General and special powers of attorney for finances allow your agent to act on your behalf in financial matters. If you're giving your agent broad powers, you'll need a general power of attorney. If you want to limit her authority to specific matters, you'll need a special power of attorney. A healthcare power of attorney gives your agent the authority to make medical decisions for you if you can't. For example, if you're in a coma, your agent makes your treatment decisions.

Agent Selection

Your agent will handle sensitive financial or health matters for you. If your agent is incompetent, dishonest or doesn't take your directions seriously, she may cause you harm and not act in your best interests. When choosing an agent, choose someone who is responsible, reliable and able to make decisions. A close family member, such as your child or spouse, is often a good choice for your agent, but talk to the person to make sure she's ready to handle the responsibility first.


Once you've chosen an agent, you need to decide what type of powers you want to give her and when. A healthcare power of attorney is only effective if you're incapacitated, but a general power of attorney for finances may be durable or springing. A durable power of attorney comes into effect as soon as you sign it and remains effective, even if you become incapacitated. A springing power of attorney is only effective when the "springing" event you defined in the power of attorney itself, such as your incapacitation, occurs. You may give your agent any powers allowed under your state's laws. Financial areas include banking transactions, real estate sales, debt collection and gift-giving. The healthcare power of attorney allows your agent to make medical decisions for you in general, but you may limit her power. For example, you may include wording that forbids your agent from consenting to a specific treatment for you.

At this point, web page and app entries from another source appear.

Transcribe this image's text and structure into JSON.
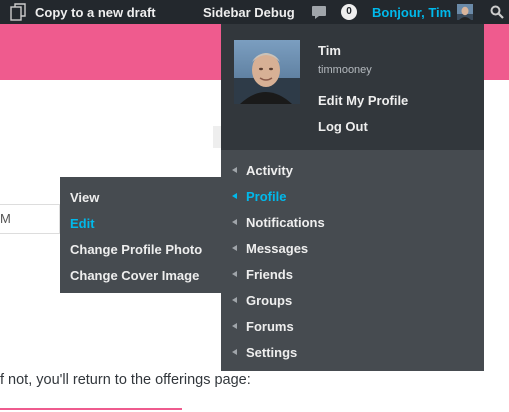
{
  "adminbar": {
    "copy_label": "Copy to a new draft",
    "debug_label": "Sidebar Debug",
    "comment_count": "0",
    "greeting": "Bonjour, Tim"
  },
  "page": {
    "input_value": "M",
    "body_text": "f not, you'll return to the offerings page:"
  },
  "account": {
    "display_name": "Tim",
    "username": "timmooney",
    "edit_profile": "Edit My Profile",
    "logout": "Log Out"
  },
  "bp_menu": {
    "items": [
      {
        "label": "Activity"
      },
      {
        "label": "Profile"
      },
      {
        "label": "Notifications"
      },
      {
        "label": "Messages"
      },
      {
        "label": "Friends"
      },
      {
        "label": "Groups"
      },
      {
        "label": "Forums"
      },
      {
        "label": "Settings"
      }
    ],
    "active_index": 1
  },
  "profile_submenu": {
    "items": [
      {
        "label": "View"
      },
      {
        "label": "Edit"
      },
      {
        "label": "Change Profile Photo"
      },
      {
        "label": "Change Cover Image"
      }
    ],
    "active_index": 1
  },
  "colors": {
    "adminbar_bg": "#23282d",
    "accent": "#00b9eb",
    "brand_pink": "#ef5b8e",
    "menu_bg": "#464b50",
    "account_bg": "#32373c"
  },
  "icons": {
    "copy": "copy-icon",
    "comments": "comment-bubble-icon",
    "search": "search-icon",
    "menu_arrow": "triangle-left-icon"
  }
}
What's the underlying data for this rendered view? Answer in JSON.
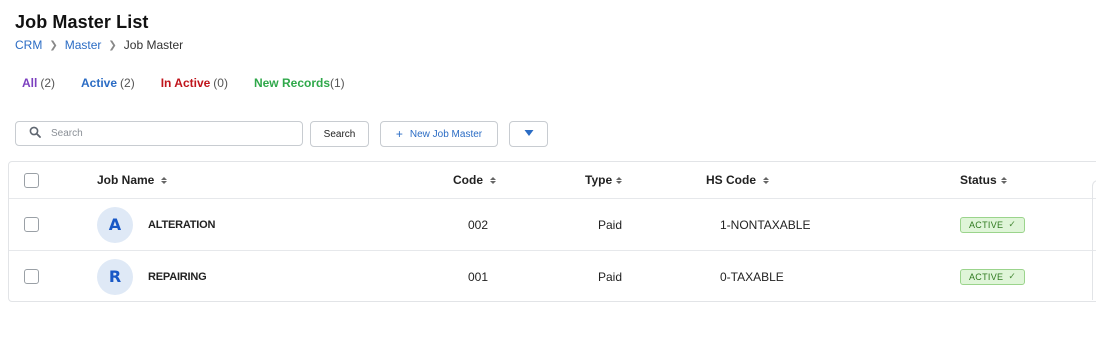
{
  "page": {
    "title": "Job Master List"
  },
  "breadcrumb": [
    {
      "label": "CRM"
    },
    {
      "label": "Master"
    },
    {
      "label": "Job Master"
    }
  ],
  "filters": [
    {
      "label": "All",
      "count": "(2)",
      "color": "#7b3fbf"
    },
    {
      "label": "Active",
      "count": "(2)",
      "color": "#2b6cc4"
    },
    {
      "label": "In Active",
      "count": "(0)",
      "color": "#c0141b"
    },
    {
      "label": "New Records",
      "count": "(1)",
      "color": "#2fa84a"
    }
  ],
  "toolbar": {
    "search_placeholder": "Search",
    "search_button": "Search",
    "new_button": "New Job Master",
    "accent_color": "#2b6cc4"
  },
  "table": {
    "columns": [
      "Job Name",
      "Code",
      "Type",
      "HS Code",
      "Status"
    ],
    "rows": [
      {
        "avatar": "A",
        "name": "ALTERATION",
        "code": "002",
        "type": "Paid",
        "hs_code": "1-NONTAXABLE",
        "status": "ACTIVE"
      },
      {
        "avatar": "R",
        "name": "REPAIRING",
        "code": "001",
        "type": "Paid",
        "hs_code": "0-TAXABLE",
        "status": "ACTIVE"
      }
    ]
  }
}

Your power of attorney must comply with your state's laws. Laws for powers of attorney differ by state. In most cases, you must put the power of attorney in writing, sign the document and have your signature notarized. Your agent may have to sign as well. Even if your state doesn't require notarization, having your signature notarized eliminates any doubt about your signature's validity. If you're going to use a power of attorney for real estate, you'll need to file the document in the county land records. You may give a copy of your healthcare power of attorney to your doctor so your doctor is aware of your agent's authority in the event of your incapacitation.


You may end your power of attorney for any reason. State laws differ on power of attorney revocation. Common revocation methods include destroying the document and putting the revocation in writing. You should notify your agent, as well as any third parties with whom your agent is involved, such as a bank, in writing that you're revoking authority.